Occasionally it can be multiple factors--for example someone sees a hot new deck in action and buys all the cheap copies of a key card. So when looking over price fluctuations it's important to use logic and intuition to determine why the price has changed.
For a bit of fun I'll list a few cards whose prices changed drastically within the past year. It's up to you to guess the reason behind each one.
Now for the reasons.
- Hall of the Bandit Lord -- Someone tried to manipulate the market and created a buyout. Unfortunately, it wasn't grounded on any particular deck or theory and it fizzled. The person may or may not have been unable to unload the cards fast enough to make a profit.
- Horizon Canopy -- Reid Duke's Modern deck won a major event with several Horizon Canopys. A sudden surge in demand caused the card to more than double in value to $35. All in a single weekend.
- Dark Confidant -- He was announced in Modern Masters causing his price to drop immediately by $5-8 dollars, only to bounce back and rocket up to the $75 range (from an initial $50-55).
- Staff of Domination -- It was unbanned in EDH and immediately doubled in price, which it has maintained.
- Force of Will -- SCG tried to push the price of NM copies to $99 hoping that like the fetchlands before it, its price could be jacked up to increase profits. It didn't take with the Legacy community and has since fallen back down to the $65-75 range.
Hopefully that was a fun little exercise. If you kept up with the forums you'd probably have known all of them (so definitely read/participate in the forums).
A Special Note on Reprinting
In a previous article I've looked at how reprints can seriously hurt speculation efforts.

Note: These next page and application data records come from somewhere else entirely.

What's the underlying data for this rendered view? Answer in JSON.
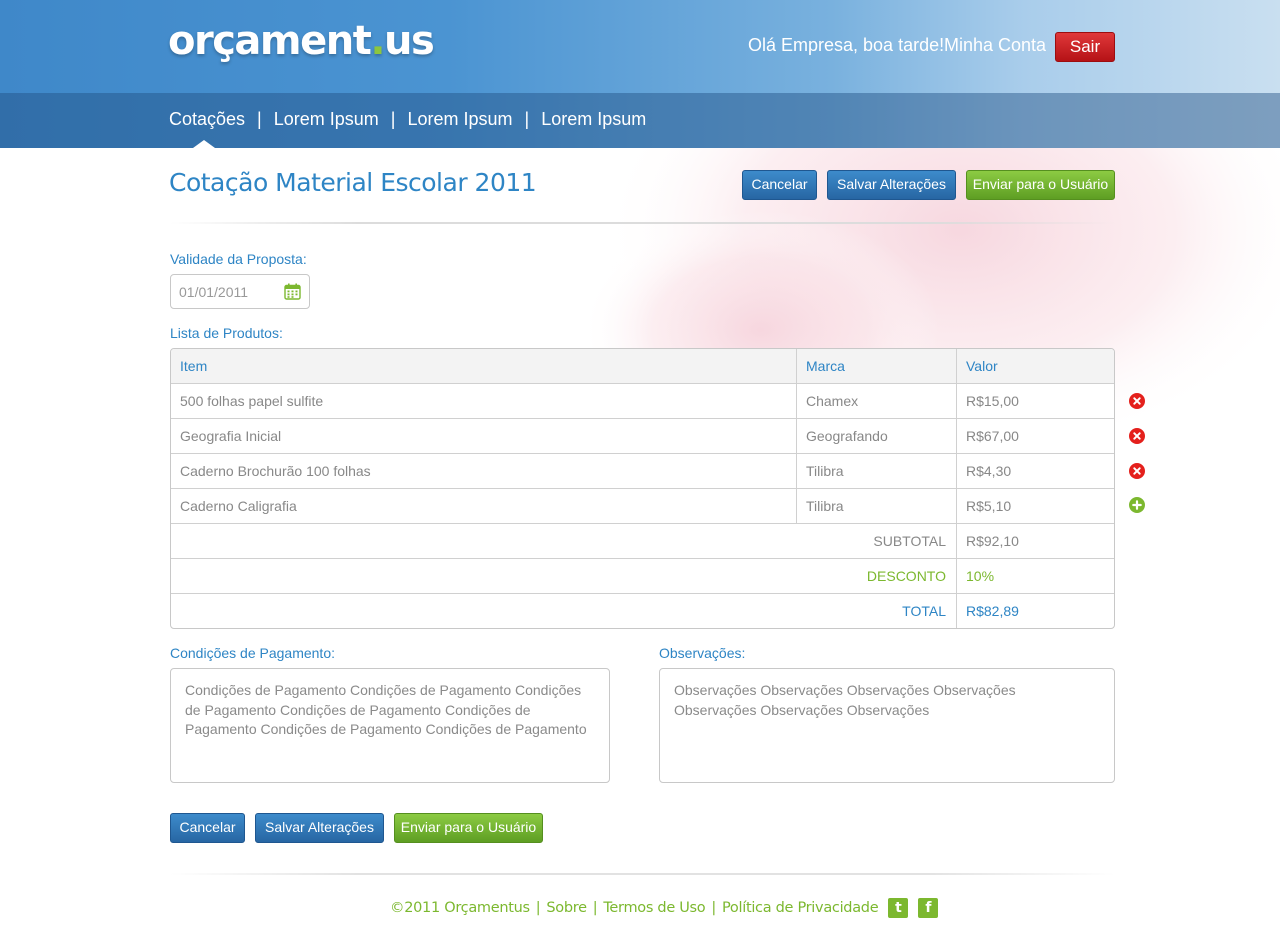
{
  "header": {
    "logo_text_main": "orçament",
    "logo_text_dot": ".",
    "logo_text_end": "us",
    "greeting": "Olá Empresa, boa tarde!",
    "account_link": "Minha Conta",
    "logout_label": "Sair"
  },
  "nav": {
    "items": [
      {
        "label": "Cotações"
      },
      {
        "label": "Lorem Ipsum"
      },
      {
        "label": "Lorem Ipsum"
      },
      {
        "label": "Lorem Ipsum"
      }
    ],
    "separator": "|",
    "active_index": 0
  },
  "page": {
    "title": "Cotação Material Escolar 2011",
    "actions": {
      "cancel": "Cancelar",
      "save": "Salvar Alterações",
      "send": "Enviar para o Usuário"
    }
  },
  "validity": {
    "label": "Validade da Proposta:",
    "value": "01/01/2011",
    "icon": "calendar-icon"
  },
  "products": {
    "label": "Lista de Produtos:",
    "columns": {
      "item": "Item",
      "brand": "Marca",
      "value": "Valor"
    },
    "rows": [
      {
        "item": "500 folhas papel sulfite",
        "brand": "Chamex",
        "value": "R$15,00",
        "action": "remove"
      },
      {
        "item": "Geografia Inicial",
        "brand": "Geografando",
        "value": "R$67,00",
        "action": "remove"
      },
      {
        "item": "Caderno Brochurão 100 folhas",
        "brand": "Tilibra",
        "value": "R$4,30",
        "action": "remove"
      },
      {
        "item": "Caderno Caligrafia",
        "brand": "Tilibra",
        "value": "R$5,10",
        "action": "add"
      }
    ],
    "subtotal": {
      "label": "SUBTOTAL",
      "value": "R$92,10"
    },
    "discount": {
      "label": "DESCONTO",
      "value": "10%"
    },
    "total": {
      "label": "TOTAL",
      "value": "R$82,89"
    }
  },
  "payment": {
    "label": "Condições de Pagamento:",
    "value": "Condições de Pagamento Condições de Pagamento Condições de Pagamento Condições de Pagamento Condições de Pagamento Condições de Pagamento Condições de Pagamento"
  },
  "notes": {
    "label": "Observações:",
    "value": "Observações Observações Observações Observações Observações Observações Observações"
  },
  "bottom_actions": {
    "cancel": "Cancelar",
    "save": "Salvar Alterações",
    "send": "Enviar para o Usuário"
  },
  "footer": {
    "copyright": "©2011 Orçamentus",
    "links": [
      "Sobre",
      "Termos de Uso",
      "Política de Privacidade"
    ],
    "separator": "|",
    "social": [
      {
        "name": "twitter-icon",
        "glyph": "t"
      },
      {
        "name": "facebook-icon",
        "glyph": "f"
      }
    ]
  },
  "colors": {
    "brand_blue": "#2e85c5",
    "brand_green": "#7cb82f",
    "danger_red": "#e4201c"
  }
}
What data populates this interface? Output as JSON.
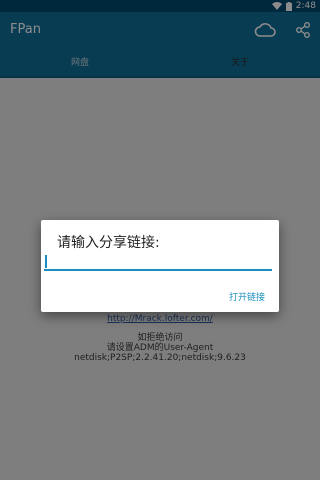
{
  "status_bar": {
    "time": "2:48"
  },
  "app_bar": {
    "title": "FPan",
    "actions": [
      {
        "icon": "cloud-icon"
      },
      {
        "icon": "share-icon"
      }
    ]
  },
  "tabs": [
    {
      "label": "网盘",
      "selected": false
    },
    {
      "label": "关于",
      "selected": true
    }
  ],
  "content": {
    "link": "http://Mrack.lofter.com/",
    "lines": [
      "如拒绝访问",
      "请设置ADM的User-Agent",
      "netdisk;P2SP;2.2.41.20;netdisk;9.6.23"
    ]
  },
  "dialog": {
    "title": "请输入分享链接:",
    "input_value": "",
    "button_label": "打开链接"
  },
  "colors": {
    "app_bar": "#0e6e98",
    "status_bar": "#004a6e",
    "accent": "#1a8fbe"
  }
}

The typical price drop from a reprint (in a Standard-legal set) is around 28%, easily turning a solid spec into a profit loss.
There are a few simple questions to ask about a specific card that will help determine its likelihood of reprint.

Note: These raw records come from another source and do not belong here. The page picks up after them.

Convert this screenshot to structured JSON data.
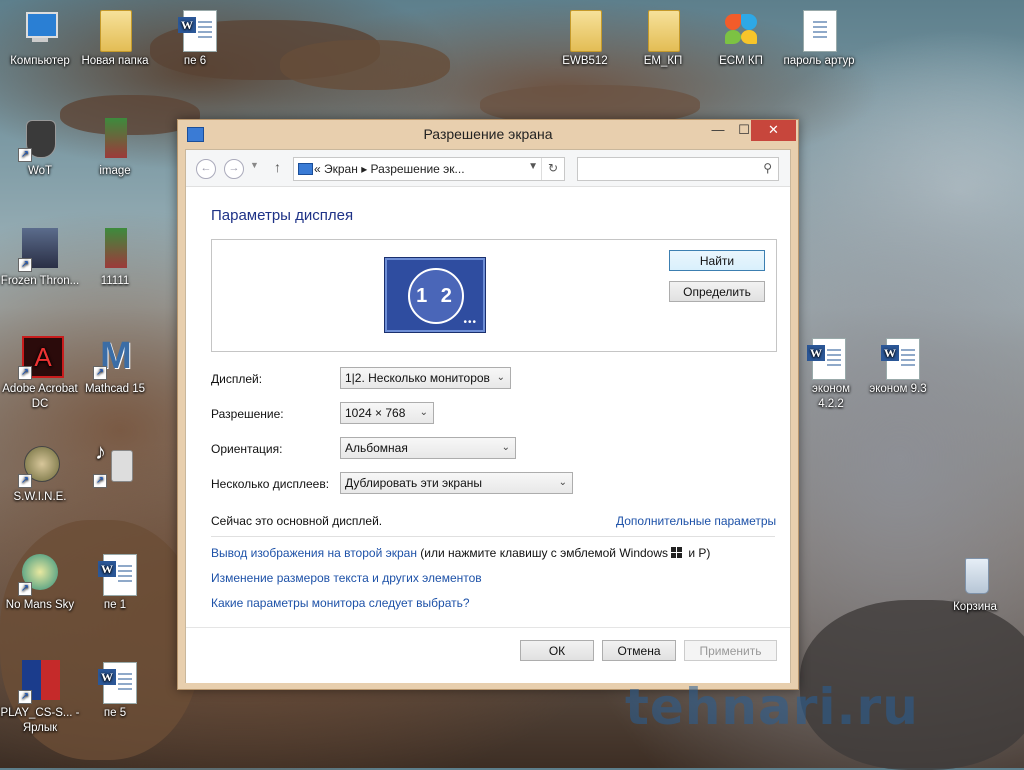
{
  "desktop": {
    "icons": [
      {
        "label": "Компьютер",
        "kind": "computer"
      },
      {
        "label": "Новая папка",
        "kind": "folder"
      },
      {
        "label": "пе 6",
        "kind": "word"
      },
      {
        "label": "EWB512",
        "kind": "folder"
      },
      {
        "label": "ЕМ_КП",
        "kind": "folder"
      },
      {
        "label": "ECM КП",
        "kind": "app"
      },
      {
        "label": "пароль артур",
        "kind": "text"
      },
      {
        "label": "WoT",
        "kind": "game"
      },
      {
        "label": "image",
        "kind": "image"
      },
      {
        "label": "Frozen Thron...",
        "kind": "game"
      },
      {
        "label": "11111",
        "kind": "image"
      },
      {
        "label": "Adobe Acrobat DC",
        "kind": "app"
      },
      {
        "label": "Mathcad 15",
        "kind": "app"
      },
      {
        "label": "S.W.I.N.E.",
        "kind": "game"
      },
      {
        "label": "No Mans Sky",
        "kind": "game"
      },
      {
        "label": "пе 1",
        "kind": "word"
      },
      {
        "label": "PLAY_CS-S... - Ярлык",
        "kind": "game"
      },
      {
        "label": "пе 5",
        "kind": "word"
      },
      {
        "label": "эконом 4.2.2",
        "kind": "word"
      },
      {
        "label": "эконом 9.3",
        "kind": "word"
      },
      {
        "label": "Корзина",
        "kind": "recycle-bin"
      }
    ]
  },
  "window": {
    "title": "Разрешение экрана",
    "minimize": "—",
    "maximize": "☐",
    "close": "✕"
  },
  "nav": {
    "back": "←",
    "forward": "→",
    "up": "↑",
    "breadcrumb": "«  Экран  ▸  Разрешение эк...",
    "refresh": "↻",
    "search_placeholder": ""
  },
  "content": {
    "heading": "Параметры дисплея",
    "monitor_numbers": "1 2",
    "find_button": "Найти",
    "identify_button": "Определить",
    "display_label": "Дисплей:",
    "display_value": "1|2. Несколько мониторов",
    "resolution_label": "Разрешение:",
    "resolution_value": "1024 × 768",
    "orientation_label": "Ориентация:",
    "orientation_value": "Альбомная",
    "multiple_label": "Несколько дисплеев:",
    "multiple_value": "Дублировать эти экраны",
    "status": "Сейчас это основной дисплей.",
    "advanced_link": "Дополнительные параметры",
    "project_link": "Вывод изображения на второй экран",
    "project_hint_a": " (или нажмите клавишу с эмблемой Windows",
    "project_hint_b": " и P)",
    "text_size_link": "Изменение размеров текста и других элементов",
    "which_settings_link": "Какие параметры монитора следует выбрать?",
    "ok": "ОК",
    "cancel": "Отмена",
    "apply": "Применить"
  },
  "watermark": "tehnari.ru"
}
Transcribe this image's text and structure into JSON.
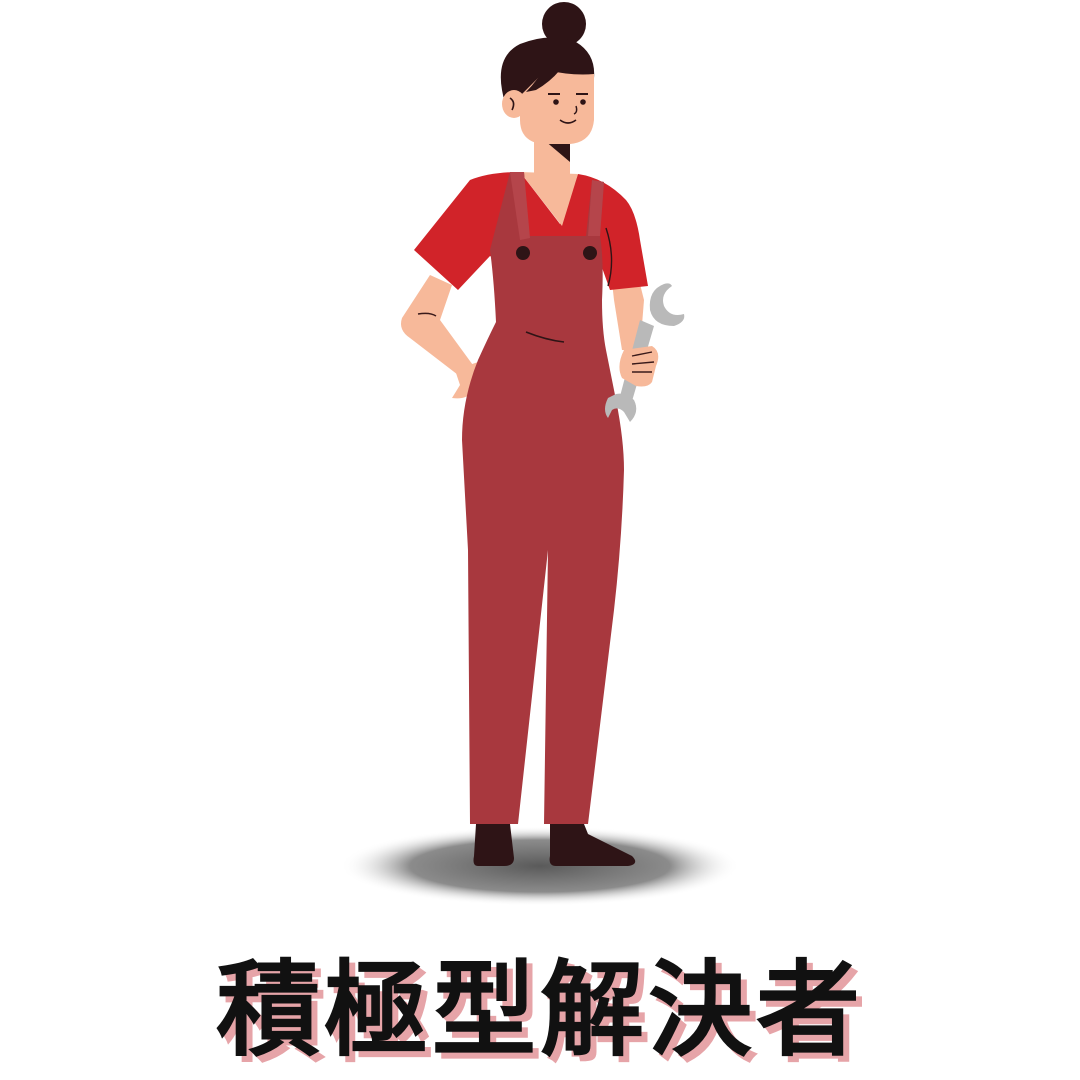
{
  "caption": {
    "text": "積極型解決者"
  },
  "illustration": {
    "subject": "woman-mechanic",
    "held_tool": "wrench-icon",
    "colors": {
      "background": "#ffffff",
      "shirt": "#d12329",
      "overalls": "#a8383e",
      "skin": "#f7b99a",
      "hair": "#2e1416",
      "shoes": "#2e1416",
      "wrench": "#b9b9b9",
      "shadow": "#6b6b6b",
      "caption_text": "#111111",
      "caption_shadow": "#e6a4a8"
    }
  }
}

- Does the card reference a proper name from a particular block or plane? It's far less likely that Avenger of Zendikar will be reprinted in any Standard-legal set, outside of some sort of return to Zendikar. The same can be said of Inquisition of Kozilek (which references a specific character).
- Does the card contain a block- or set-specific mechanic? Terminus (a miracle) and Huntmaster of the Fells (a double-faced card) are unlikely to be reprinted in a Standard-legal set unless WoTC decides to bring back their respective mechanics.

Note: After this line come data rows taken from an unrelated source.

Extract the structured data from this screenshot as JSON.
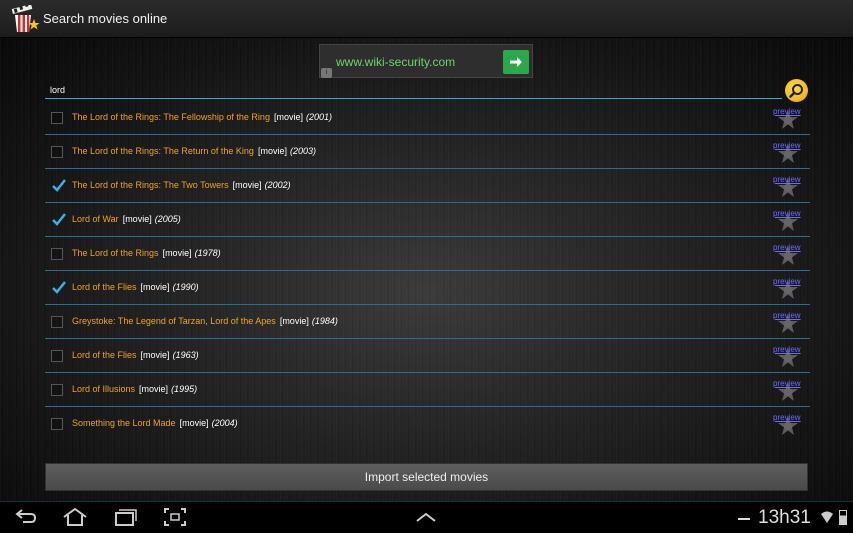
{
  "app": {
    "title": "Search movies online",
    "icon": "popcorn-clapperboard-icon"
  },
  "ad": {
    "text": "www.wiki-security.com",
    "info_icon": "info-icon",
    "go_icon": "arrow-right-icon",
    "go_color": "#2aa84a",
    "text_color": "#6fd36f"
  },
  "search": {
    "value": "lord",
    "placeholder": "",
    "button_icon": "search-icon",
    "accent": "#3aa6d9"
  },
  "results": [
    {
      "title": "The Lord of the Rings: The Fellowship of the Ring",
      "kind": "[movie]",
      "year": "(2001)",
      "checked": false,
      "preview_label": "preview"
    },
    {
      "title": "The Lord of the Rings: The Return of the King",
      "kind": "[movie]",
      "year": "(2003)",
      "checked": false,
      "preview_label": "preview"
    },
    {
      "title": "The Lord of the Rings: The Two Towers",
      "kind": "[movie]",
      "year": "(2002)",
      "checked": true,
      "preview_label": "preview"
    },
    {
      "title": "Lord of War",
      "kind": "[movie]",
      "year": "(2005)",
      "checked": true,
      "preview_label": "preview"
    },
    {
      "title": "The Lord of the Rings",
      "kind": "[movie]",
      "year": "(1978)",
      "checked": false,
      "preview_label": "preview"
    },
    {
      "title": "Lord of the Flies",
      "kind": "[movie]",
      "year": "(1990)",
      "checked": true,
      "preview_label": "preview"
    },
    {
      "title": "Greystoke: The Legend of Tarzan, Lord of the Apes",
      "kind": "[movie]",
      "year": "(1984)",
      "checked": false,
      "preview_label": "preview"
    },
    {
      "title": "Lord of the Flies",
      "kind": "[movie]",
      "year": "(1963)",
      "checked": false,
      "preview_label": "preview"
    },
    {
      "title": "Lord of Illusions",
      "kind": "[movie]",
      "year": "(1995)",
      "checked": false,
      "preview_label": "preview"
    },
    {
      "title": "Something the Lord Made",
      "kind": "[movie]",
      "year": "(2004)",
      "checked": false,
      "preview_label": "preview"
    }
  ],
  "import_button": {
    "label": "Import selected movies"
  },
  "system_bar": {
    "back_icon": "back-icon",
    "home_icon": "home-icon",
    "recent_icon": "recent-apps-icon",
    "screenshot_icon": "screenshot-icon",
    "expand_icon": "chevron-up-icon",
    "time": "13h31",
    "wifi_icon": "wifi-icon",
    "battery_icon": "battery-icon"
  },
  "colors": {
    "title_orange": "#f0a424",
    "check_blue": "#33b5e5",
    "divider": "#2a6f8f",
    "preview_link": "#6b6bff"
  }
}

- Is the card too powerful for current Standard? If WoTC believes a card was a design mistake, or if it proved far better in the real world than they anticipated, it is unlikely to be reprinted in Standard for fear of warping the metagame.
Now back to the actual speculating part....
Making Your Profit
It's critical to remember that you haven't made any profit until you've actually sold your target. If you bought a card at 50 cents and it jumps to $1 it's easy to pat yourself on the back for doubling up. But if you can't trade or sell it at $1 you haven't made any actual profit yet.
This is a critical point to get across because as previously mentioned card prices can fluctuate quite drastically. If you're unable to unload a card that went up in a timely manner, it could end up right back at or below its initial point. This is the reason many of us writers tell you to sell into the hype and lock in your profits.
Given SCG Atlanta was this past weekend I thought I'd mention that I always enjoy running into fellow QSers at these events. I try to take time to chat with readers (whether they like or dislike my articles) and it's always interesting to trade with a fellow member as we're both privy to the information provided by this very site and it comes down to your own preferences and intuition.
I did want to offer a personal apology to one QSer who recognized me after our trade (I didn't get his name). I had meant to continue our conversation when someone came up desperately in need of some Jace, Architect of Thoughts and grabbed my attention.
By the time that trade was done he'd left, but hopefully he reads this and knows I really didn't mean to ignore him. Sometimes when you get in the trading mindset you lose track of the rest.